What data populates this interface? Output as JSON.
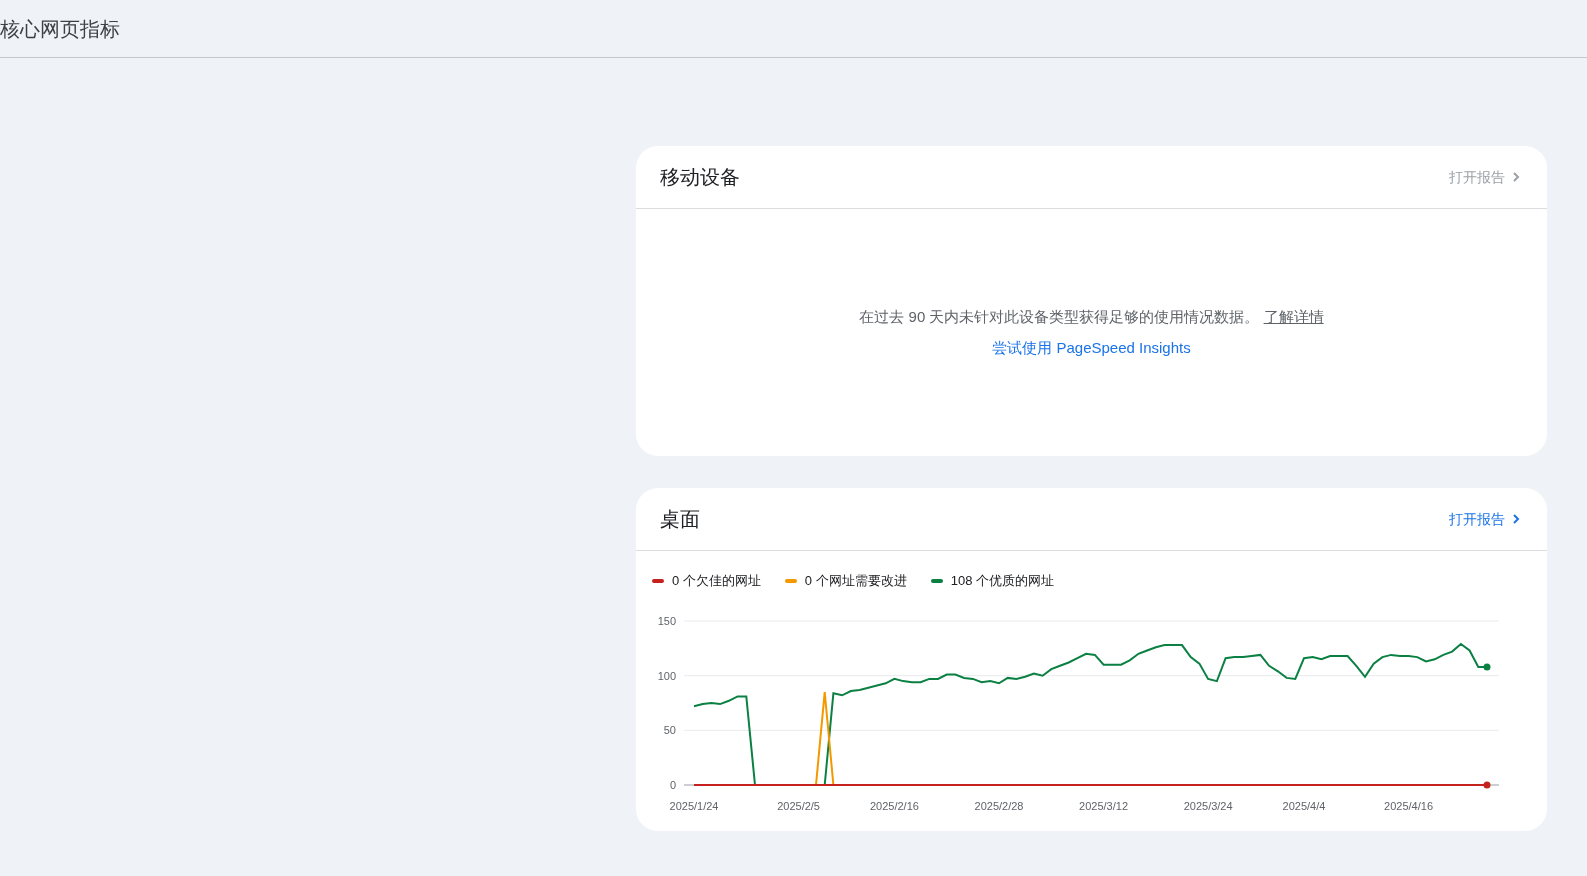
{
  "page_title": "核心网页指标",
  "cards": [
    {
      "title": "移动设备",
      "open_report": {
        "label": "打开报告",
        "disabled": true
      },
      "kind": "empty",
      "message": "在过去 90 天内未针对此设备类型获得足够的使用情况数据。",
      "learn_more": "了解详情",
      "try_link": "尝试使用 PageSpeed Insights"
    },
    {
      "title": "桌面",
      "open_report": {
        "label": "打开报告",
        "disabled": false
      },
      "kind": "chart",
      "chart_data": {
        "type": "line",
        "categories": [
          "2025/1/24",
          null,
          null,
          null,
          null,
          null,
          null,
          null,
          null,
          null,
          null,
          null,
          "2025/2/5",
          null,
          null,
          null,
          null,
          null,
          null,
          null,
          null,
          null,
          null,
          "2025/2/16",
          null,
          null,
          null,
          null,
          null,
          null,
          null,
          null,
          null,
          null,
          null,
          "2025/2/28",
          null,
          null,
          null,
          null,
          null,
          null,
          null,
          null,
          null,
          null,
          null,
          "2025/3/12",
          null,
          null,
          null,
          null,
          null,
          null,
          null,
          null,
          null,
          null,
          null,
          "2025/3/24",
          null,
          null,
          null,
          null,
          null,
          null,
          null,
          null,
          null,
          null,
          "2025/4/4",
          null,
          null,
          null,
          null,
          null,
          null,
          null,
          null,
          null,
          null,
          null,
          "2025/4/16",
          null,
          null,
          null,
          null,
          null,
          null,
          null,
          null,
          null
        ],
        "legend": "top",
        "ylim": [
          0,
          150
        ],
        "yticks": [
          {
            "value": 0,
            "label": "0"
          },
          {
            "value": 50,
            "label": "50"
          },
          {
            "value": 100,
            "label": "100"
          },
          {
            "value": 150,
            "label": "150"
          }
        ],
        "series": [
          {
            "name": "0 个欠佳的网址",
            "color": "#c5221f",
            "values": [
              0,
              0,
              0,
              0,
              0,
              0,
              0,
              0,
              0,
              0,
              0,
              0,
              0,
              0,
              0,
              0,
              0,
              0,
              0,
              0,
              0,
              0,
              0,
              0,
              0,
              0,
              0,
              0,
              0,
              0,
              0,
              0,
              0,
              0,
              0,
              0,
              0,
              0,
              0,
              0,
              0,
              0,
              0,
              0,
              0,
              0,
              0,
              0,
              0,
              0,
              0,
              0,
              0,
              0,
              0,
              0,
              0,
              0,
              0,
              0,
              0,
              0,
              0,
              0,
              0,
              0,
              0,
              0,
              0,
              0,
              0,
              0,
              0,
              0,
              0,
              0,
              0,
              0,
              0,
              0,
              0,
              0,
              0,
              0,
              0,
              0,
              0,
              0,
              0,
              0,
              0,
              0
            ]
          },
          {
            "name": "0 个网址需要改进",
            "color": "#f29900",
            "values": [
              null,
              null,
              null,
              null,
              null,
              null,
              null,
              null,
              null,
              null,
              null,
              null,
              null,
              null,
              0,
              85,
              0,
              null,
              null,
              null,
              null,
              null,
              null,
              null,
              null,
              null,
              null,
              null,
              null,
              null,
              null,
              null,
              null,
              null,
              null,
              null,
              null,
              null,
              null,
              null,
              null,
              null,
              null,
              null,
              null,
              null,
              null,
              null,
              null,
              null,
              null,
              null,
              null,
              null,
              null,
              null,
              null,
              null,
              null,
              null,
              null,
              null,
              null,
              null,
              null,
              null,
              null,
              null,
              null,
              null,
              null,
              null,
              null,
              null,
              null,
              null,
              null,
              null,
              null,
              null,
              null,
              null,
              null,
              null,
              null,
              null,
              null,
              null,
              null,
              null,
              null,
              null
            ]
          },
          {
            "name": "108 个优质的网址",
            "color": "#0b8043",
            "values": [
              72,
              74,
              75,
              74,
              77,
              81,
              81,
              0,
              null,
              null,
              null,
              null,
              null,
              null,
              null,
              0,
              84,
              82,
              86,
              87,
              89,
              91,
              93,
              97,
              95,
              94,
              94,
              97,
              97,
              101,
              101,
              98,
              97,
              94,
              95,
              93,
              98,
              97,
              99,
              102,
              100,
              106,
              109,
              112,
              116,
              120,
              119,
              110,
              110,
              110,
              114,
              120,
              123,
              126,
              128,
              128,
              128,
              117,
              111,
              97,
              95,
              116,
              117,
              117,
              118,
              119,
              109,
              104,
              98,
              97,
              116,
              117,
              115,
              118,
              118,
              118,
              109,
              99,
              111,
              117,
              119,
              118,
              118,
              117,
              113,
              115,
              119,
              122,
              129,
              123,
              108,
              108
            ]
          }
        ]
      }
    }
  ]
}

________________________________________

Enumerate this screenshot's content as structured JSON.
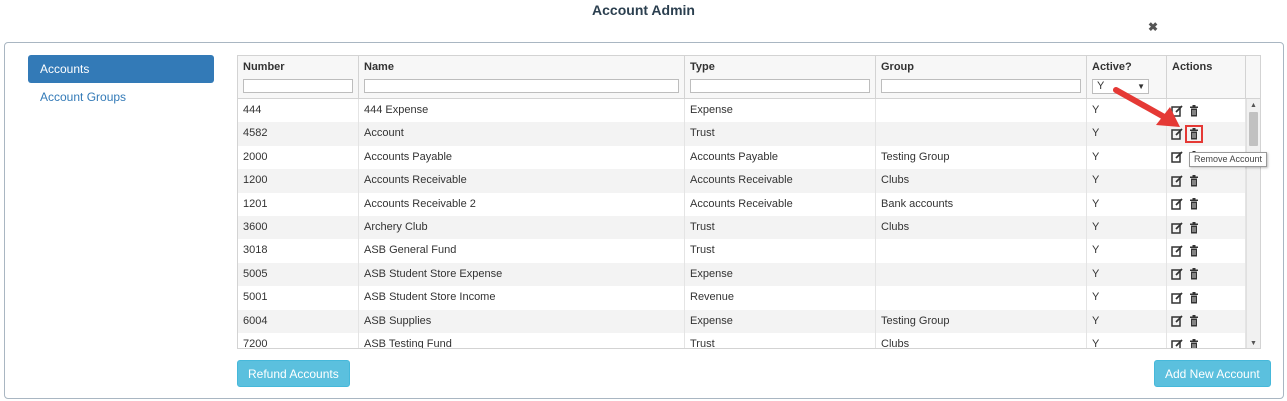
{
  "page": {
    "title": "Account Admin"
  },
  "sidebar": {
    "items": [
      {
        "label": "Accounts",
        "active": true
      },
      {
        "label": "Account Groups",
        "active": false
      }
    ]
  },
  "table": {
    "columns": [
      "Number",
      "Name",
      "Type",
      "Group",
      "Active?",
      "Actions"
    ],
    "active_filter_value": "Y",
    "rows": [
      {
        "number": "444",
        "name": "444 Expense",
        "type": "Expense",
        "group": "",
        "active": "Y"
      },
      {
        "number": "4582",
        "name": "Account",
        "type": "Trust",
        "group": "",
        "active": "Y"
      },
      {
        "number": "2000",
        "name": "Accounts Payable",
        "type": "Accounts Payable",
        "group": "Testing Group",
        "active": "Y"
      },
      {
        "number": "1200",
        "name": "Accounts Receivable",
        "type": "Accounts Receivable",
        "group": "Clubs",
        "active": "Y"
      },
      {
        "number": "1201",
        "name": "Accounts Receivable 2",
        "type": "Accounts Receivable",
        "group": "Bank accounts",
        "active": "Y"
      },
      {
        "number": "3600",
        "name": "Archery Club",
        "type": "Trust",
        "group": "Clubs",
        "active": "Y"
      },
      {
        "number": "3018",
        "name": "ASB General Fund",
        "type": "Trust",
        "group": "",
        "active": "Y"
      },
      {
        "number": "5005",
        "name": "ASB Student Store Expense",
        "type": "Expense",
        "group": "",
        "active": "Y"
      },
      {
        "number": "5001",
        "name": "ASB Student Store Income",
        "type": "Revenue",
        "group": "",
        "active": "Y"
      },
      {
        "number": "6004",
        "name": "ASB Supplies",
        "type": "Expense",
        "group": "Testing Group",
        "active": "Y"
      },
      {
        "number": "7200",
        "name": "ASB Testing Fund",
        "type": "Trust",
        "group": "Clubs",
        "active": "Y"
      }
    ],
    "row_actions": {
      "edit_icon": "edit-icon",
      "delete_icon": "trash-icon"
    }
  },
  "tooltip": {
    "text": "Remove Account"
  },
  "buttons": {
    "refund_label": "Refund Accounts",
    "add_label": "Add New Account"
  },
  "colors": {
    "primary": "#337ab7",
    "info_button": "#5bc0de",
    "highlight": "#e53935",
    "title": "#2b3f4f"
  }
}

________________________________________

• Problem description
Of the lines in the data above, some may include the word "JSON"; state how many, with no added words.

• Task solution
2